[Website and app data records]
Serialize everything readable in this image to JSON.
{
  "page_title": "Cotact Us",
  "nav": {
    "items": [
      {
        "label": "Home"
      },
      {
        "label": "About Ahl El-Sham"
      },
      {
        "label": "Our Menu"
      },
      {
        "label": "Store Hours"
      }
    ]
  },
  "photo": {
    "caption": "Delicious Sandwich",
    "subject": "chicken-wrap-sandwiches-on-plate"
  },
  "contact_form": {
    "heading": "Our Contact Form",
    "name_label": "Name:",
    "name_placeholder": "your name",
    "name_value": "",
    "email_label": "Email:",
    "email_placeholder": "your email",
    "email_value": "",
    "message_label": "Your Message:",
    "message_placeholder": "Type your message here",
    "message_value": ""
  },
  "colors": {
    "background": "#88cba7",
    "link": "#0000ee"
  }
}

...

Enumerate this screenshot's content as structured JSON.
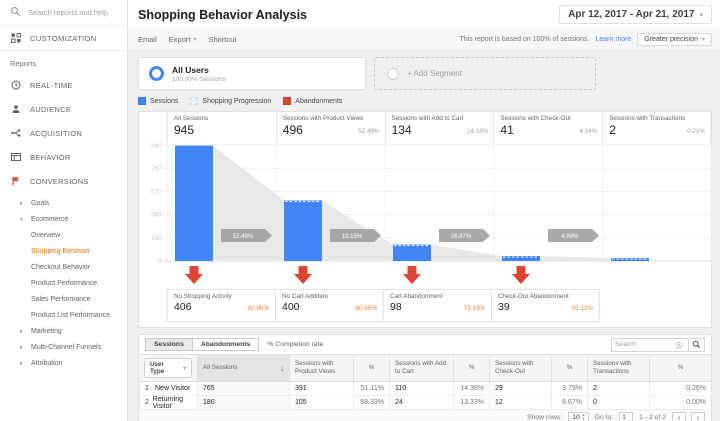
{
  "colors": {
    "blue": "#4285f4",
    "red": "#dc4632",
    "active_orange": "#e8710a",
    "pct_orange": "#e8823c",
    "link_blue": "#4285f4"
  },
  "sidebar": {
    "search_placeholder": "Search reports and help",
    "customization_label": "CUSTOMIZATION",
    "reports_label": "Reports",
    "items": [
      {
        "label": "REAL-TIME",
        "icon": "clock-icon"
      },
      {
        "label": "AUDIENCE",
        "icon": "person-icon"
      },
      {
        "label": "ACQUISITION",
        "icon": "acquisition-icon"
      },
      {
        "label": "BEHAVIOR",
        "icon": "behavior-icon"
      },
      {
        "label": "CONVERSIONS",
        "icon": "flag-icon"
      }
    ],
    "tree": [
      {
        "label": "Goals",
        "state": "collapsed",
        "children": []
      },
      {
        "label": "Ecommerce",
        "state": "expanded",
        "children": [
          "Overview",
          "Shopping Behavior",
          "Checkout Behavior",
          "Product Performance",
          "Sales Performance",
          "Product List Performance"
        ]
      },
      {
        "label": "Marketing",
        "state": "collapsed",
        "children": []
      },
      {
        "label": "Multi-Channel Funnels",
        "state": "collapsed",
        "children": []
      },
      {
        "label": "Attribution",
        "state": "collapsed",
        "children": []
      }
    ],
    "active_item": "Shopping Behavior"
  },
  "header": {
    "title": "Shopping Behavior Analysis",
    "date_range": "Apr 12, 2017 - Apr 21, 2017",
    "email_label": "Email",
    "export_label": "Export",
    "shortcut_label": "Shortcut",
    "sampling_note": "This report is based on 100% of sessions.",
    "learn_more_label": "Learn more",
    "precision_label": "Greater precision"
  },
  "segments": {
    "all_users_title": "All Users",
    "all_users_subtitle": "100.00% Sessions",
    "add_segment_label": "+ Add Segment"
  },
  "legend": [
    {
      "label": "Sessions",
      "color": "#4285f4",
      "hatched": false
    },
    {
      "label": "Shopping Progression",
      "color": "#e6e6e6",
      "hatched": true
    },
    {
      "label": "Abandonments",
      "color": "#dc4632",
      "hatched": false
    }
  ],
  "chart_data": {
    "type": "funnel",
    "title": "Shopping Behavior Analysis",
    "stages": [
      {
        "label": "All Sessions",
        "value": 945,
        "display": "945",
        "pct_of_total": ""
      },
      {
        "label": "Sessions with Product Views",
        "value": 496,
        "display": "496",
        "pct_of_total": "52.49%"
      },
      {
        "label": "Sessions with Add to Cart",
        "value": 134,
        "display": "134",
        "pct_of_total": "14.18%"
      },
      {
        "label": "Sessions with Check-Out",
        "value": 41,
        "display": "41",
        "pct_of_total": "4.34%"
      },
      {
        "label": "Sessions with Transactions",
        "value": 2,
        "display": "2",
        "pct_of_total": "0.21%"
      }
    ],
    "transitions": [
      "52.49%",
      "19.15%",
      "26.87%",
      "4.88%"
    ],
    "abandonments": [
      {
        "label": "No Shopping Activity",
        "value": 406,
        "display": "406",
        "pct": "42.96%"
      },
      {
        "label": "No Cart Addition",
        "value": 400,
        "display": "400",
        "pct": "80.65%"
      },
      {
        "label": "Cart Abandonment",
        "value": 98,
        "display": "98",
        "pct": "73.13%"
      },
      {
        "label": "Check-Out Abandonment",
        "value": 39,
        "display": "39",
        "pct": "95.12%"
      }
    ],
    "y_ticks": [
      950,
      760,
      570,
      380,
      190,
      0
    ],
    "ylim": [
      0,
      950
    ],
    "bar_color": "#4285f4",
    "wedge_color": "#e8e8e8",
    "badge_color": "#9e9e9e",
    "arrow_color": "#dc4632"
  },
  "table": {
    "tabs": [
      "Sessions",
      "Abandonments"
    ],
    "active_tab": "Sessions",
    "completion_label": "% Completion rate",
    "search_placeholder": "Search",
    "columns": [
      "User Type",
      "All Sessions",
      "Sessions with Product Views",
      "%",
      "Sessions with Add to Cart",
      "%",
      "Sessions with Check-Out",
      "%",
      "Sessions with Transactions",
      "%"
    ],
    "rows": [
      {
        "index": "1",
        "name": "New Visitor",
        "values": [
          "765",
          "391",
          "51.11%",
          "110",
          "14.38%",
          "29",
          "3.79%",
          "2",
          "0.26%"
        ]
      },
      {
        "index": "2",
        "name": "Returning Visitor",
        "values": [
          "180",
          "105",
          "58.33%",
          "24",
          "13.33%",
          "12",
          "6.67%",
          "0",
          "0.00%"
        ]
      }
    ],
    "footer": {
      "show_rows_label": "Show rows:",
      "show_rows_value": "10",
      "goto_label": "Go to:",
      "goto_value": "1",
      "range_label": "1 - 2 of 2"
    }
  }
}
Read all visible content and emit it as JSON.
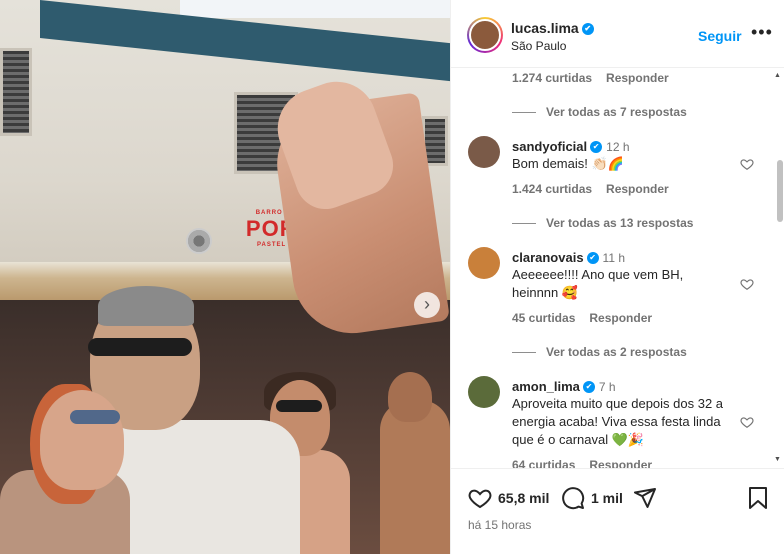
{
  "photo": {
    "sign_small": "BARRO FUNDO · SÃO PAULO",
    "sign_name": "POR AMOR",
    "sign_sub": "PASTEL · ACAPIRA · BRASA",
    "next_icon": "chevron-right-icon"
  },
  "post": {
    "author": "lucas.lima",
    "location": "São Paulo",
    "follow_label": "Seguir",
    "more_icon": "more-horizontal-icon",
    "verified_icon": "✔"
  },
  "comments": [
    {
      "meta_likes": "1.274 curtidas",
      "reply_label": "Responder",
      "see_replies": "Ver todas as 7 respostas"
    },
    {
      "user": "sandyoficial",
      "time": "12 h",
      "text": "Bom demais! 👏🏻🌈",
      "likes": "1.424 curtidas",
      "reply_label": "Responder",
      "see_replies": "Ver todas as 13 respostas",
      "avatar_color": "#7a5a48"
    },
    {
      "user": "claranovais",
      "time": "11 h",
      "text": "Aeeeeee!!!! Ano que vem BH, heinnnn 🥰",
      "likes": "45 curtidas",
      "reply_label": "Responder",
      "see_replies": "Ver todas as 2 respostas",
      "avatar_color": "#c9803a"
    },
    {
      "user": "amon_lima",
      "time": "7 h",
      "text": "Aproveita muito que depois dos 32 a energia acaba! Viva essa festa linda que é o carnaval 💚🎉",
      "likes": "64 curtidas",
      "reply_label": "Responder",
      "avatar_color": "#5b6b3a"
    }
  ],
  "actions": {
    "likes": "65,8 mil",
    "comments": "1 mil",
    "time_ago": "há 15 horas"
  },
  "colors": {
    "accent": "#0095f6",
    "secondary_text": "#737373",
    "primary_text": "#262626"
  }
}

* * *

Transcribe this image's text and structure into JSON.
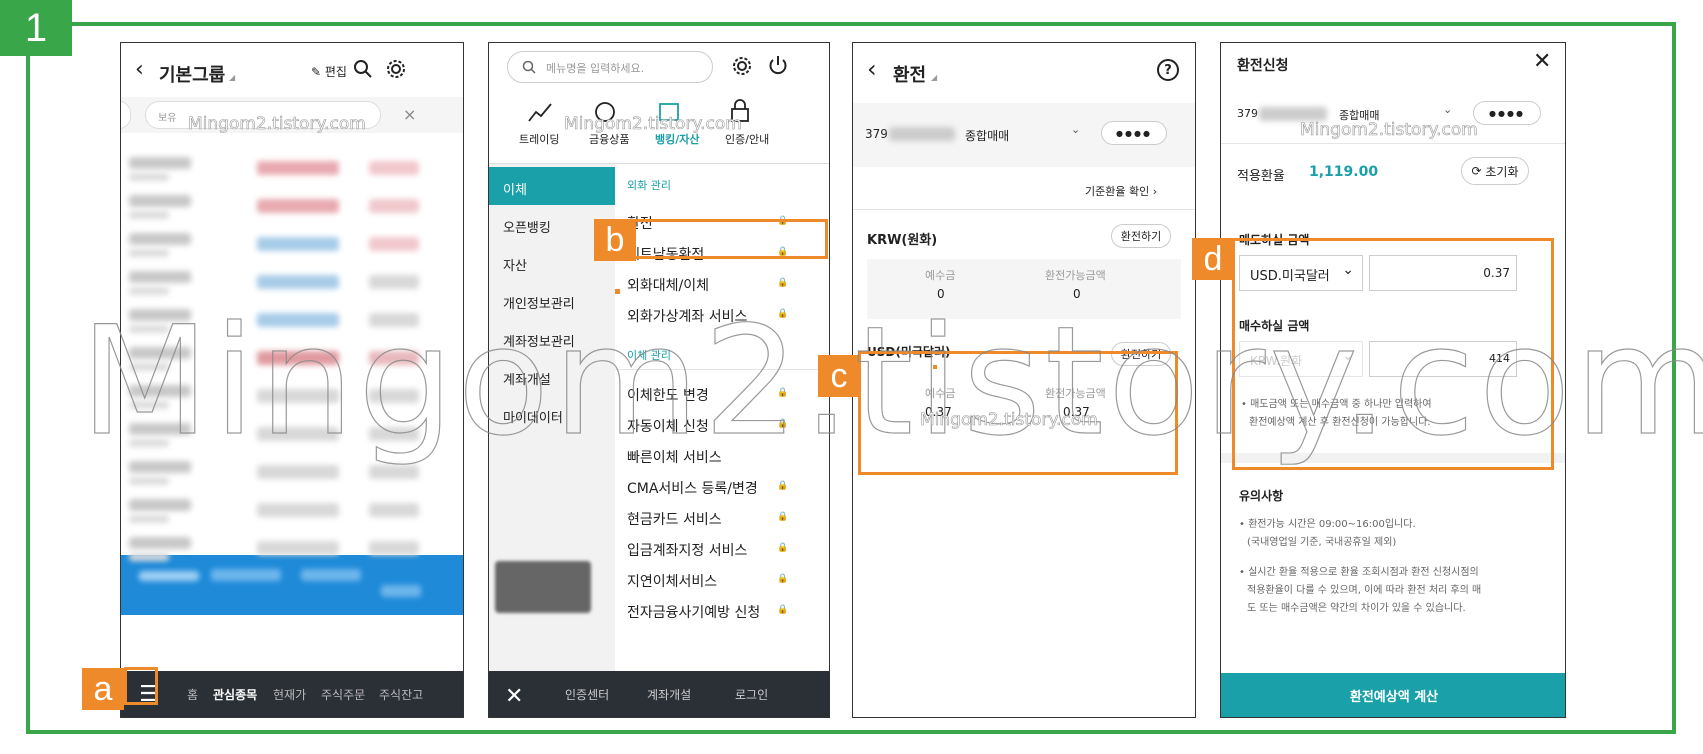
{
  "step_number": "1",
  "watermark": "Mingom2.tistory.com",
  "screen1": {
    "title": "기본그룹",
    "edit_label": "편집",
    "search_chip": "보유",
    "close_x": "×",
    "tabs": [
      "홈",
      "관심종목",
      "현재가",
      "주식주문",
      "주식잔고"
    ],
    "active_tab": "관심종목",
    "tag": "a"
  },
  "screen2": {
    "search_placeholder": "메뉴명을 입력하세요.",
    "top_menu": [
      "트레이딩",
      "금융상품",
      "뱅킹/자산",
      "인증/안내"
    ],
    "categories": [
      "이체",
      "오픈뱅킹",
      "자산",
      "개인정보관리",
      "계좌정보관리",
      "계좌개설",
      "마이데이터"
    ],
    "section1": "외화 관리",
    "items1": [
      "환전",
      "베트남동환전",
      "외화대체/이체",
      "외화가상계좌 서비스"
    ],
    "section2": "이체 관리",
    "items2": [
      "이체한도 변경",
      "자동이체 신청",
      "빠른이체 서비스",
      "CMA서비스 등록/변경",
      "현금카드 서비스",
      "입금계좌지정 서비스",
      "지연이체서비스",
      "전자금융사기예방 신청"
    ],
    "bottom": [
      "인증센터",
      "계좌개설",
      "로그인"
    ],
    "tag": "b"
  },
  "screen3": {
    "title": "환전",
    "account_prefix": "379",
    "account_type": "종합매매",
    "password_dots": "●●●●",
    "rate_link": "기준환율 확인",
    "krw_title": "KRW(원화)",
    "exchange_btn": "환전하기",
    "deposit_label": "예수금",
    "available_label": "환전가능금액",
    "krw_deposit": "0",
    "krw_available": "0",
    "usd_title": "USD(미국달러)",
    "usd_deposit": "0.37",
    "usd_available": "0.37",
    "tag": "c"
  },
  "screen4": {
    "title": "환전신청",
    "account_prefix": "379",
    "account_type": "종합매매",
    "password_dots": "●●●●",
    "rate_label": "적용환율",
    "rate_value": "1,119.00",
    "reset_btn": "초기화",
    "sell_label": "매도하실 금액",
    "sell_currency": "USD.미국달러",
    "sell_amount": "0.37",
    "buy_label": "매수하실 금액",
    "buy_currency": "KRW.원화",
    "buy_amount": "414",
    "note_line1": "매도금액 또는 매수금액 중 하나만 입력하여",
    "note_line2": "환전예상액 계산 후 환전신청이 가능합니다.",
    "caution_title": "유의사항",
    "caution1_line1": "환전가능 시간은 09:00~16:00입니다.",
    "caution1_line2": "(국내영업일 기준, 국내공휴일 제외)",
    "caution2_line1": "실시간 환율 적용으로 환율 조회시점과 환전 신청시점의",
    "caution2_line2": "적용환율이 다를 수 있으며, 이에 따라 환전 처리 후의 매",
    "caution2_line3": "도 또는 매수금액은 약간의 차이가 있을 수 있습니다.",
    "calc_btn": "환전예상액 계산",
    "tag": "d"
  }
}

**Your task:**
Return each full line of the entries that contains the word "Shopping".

**Exercise result:**
          "Shopping Behavior",
    "active_item": "Shopping Behavior"
    "title": "Shopping Behavior Analysis",
      "label": "Shopping Progression",
    "title": "Shopping Behavior Analysis",
        "label": "No Shopping Activity",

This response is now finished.